Top of INPUT RECORDS
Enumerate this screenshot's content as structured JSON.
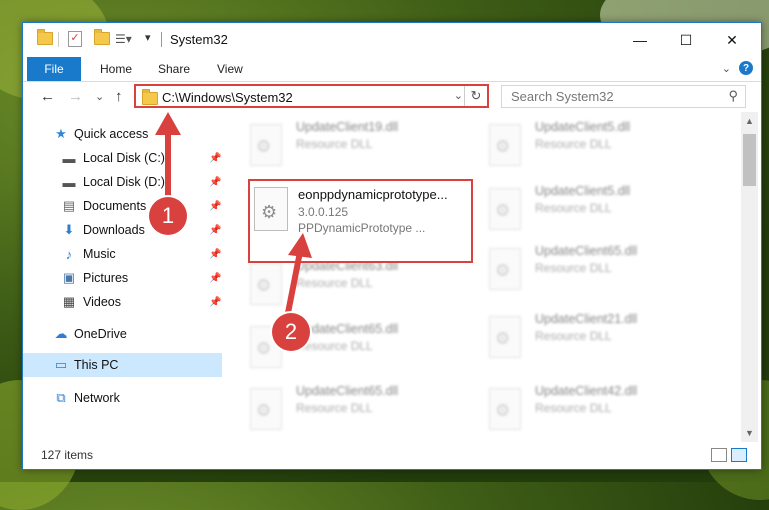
{
  "window": {
    "title": "System32",
    "controls": {
      "minimize": "—",
      "maximize": "☐",
      "close": "✕"
    }
  },
  "ribbon": {
    "tabs": [
      {
        "label": "File",
        "active": true
      },
      {
        "label": "Home"
      },
      {
        "label": "Share"
      },
      {
        "label": "View"
      }
    ],
    "help": "?",
    "expand_icon": "⌄"
  },
  "nav": {
    "back": "←",
    "forward": "→",
    "recent": "⌄",
    "up": "↑",
    "address": "C:\\Windows\\System32",
    "search_placeholder": "Search System32"
  },
  "sidebar": {
    "items": [
      {
        "label": "Quick access",
        "icon": "star-icon",
        "glyph": "★",
        "color": "#2b8ad8"
      },
      {
        "label": "Local Disk (C:)",
        "icon": "drive-icon",
        "glyph": "▬",
        "pinned": true
      },
      {
        "label": "Local Disk (D:)",
        "icon": "drive-icon",
        "glyph": "▬",
        "pinned": true
      },
      {
        "label": "Documents",
        "icon": "documents-icon",
        "glyph": "▤",
        "pinned": true
      },
      {
        "label": "Downloads",
        "icon": "downloads-icon",
        "glyph": "⬇",
        "color": "#2b7fd0",
        "pinned": true
      },
      {
        "label": "Music",
        "icon": "music-icon",
        "glyph": "♪",
        "color": "#2b7fd0",
        "pinned": true
      },
      {
        "label": "Pictures",
        "icon": "pictures-icon",
        "glyph": "▣",
        "pinned": true
      },
      {
        "label": "Videos",
        "icon": "videos-icon",
        "glyph": "▦",
        "pinned": true
      },
      {
        "label": "OneDrive",
        "icon": "cloud-icon",
        "glyph": "☁",
        "color": "#2b7fd0"
      },
      {
        "label": "This PC",
        "icon": "computer-icon",
        "glyph": "▭",
        "color": "#2b7fd0",
        "selected": true
      },
      {
        "label": "Network",
        "icon": "network-icon",
        "glyph": "⧉",
        "color": "#2b7fd0"
      }
    ]
  },
  "files": {
    "highlighted": {
      "name": "eonppdynamicprototype...",
      "version": "3.0.0.125",
      "description": "PPDynamicPrototype ..."
    },
    "left_column": [
      {
        "name": "UpdateClient19.dll",
        "desc": "Resource DLL"
      },
      {
        "name": "UpdateClient63.dll",
        "desc": "Resource DLL"
      },
      {
        "name": "UpdateClient65.dll",
        "desc": "Resource DLL"
      },
      {
        "name": "UpdateClient65.dll",
        "desc": "Resource DLL"
      }
    ],
    "right_column": [
      {
        "name": "UpdateClient5.dll",
        "desc": "Resource DLL"
      },
      {
        "name": "UpdateClient5.dll",
        "desc": "Resource DLL"
      },
      {
        "name": "UpdateClient65.dll",
        "desc": "Resource DLL"
      },
      {
        "name": "UpdateClient21.dll",
        "desc": "Resource DLL"
      },
      {
        "name": "UpdateClient42.dll",
        "desc": "Resource DLL"
      }
    ]
  },
  "status": {
    "count": "127 items"
  },
  "annotations": {
    "step1": "1",
    "step2": "2"
  },
  "colors": {
    "accent": "#1979ca",
    "annotation_red": "#d9413f",
    "selection": "#cce8ff"
  }
}
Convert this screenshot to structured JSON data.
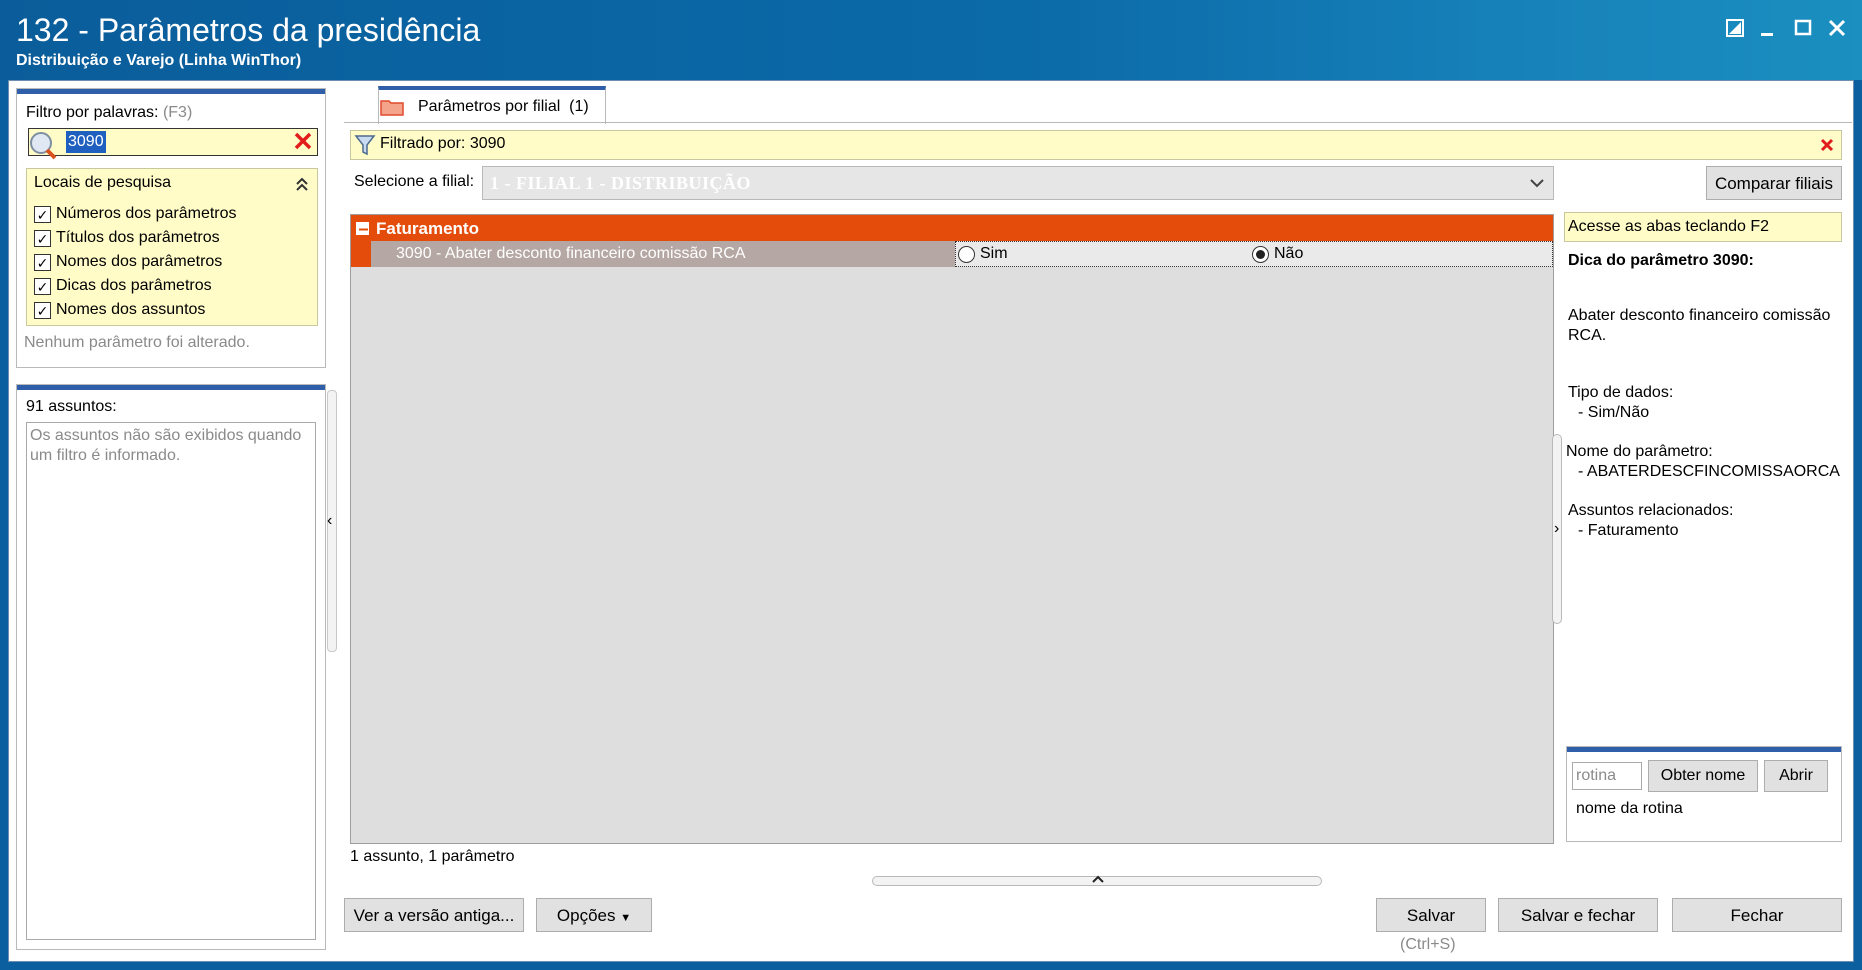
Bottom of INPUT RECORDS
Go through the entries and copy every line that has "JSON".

▸ ANSWER BOX
Enumerate this screenshot's content as structured JSON.
Convert this screenshot to structured JSON data.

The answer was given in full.